* **TASK ITEM**: The expected response is a copy of every line in the entries below that includes the word "true".

[Dataset rows describing interfaces]

--- START ---

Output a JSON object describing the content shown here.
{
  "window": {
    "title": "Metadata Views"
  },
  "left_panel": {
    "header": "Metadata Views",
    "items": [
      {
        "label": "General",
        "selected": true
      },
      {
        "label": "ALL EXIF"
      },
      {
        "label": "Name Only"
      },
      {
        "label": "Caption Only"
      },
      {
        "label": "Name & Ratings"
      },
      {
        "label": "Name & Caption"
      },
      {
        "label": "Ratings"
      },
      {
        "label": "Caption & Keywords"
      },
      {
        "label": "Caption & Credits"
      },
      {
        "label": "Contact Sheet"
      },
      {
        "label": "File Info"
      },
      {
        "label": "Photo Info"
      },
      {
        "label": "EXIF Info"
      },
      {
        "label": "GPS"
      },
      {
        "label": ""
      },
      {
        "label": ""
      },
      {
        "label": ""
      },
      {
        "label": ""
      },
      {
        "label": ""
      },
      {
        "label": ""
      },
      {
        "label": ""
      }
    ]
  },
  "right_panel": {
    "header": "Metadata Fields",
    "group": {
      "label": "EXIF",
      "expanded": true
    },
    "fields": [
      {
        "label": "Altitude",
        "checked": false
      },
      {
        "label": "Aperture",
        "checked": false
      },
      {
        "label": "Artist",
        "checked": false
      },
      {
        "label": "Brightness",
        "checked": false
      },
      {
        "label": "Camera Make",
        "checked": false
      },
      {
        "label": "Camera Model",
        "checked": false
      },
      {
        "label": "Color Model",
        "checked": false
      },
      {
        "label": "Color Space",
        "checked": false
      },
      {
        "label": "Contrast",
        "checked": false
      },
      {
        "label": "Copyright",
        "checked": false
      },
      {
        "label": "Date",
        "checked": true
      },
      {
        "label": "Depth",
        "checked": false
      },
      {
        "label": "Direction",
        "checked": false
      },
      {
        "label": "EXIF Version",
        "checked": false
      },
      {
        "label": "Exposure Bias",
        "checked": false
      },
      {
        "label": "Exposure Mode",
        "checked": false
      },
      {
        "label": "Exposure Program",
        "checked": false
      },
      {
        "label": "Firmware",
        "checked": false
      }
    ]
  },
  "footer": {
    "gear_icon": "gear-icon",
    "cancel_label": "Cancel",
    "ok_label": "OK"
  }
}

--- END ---

* **SOLUTION FOR THIS EXERCISE**:
        "selected": true
      "expanded": true
        "checked": true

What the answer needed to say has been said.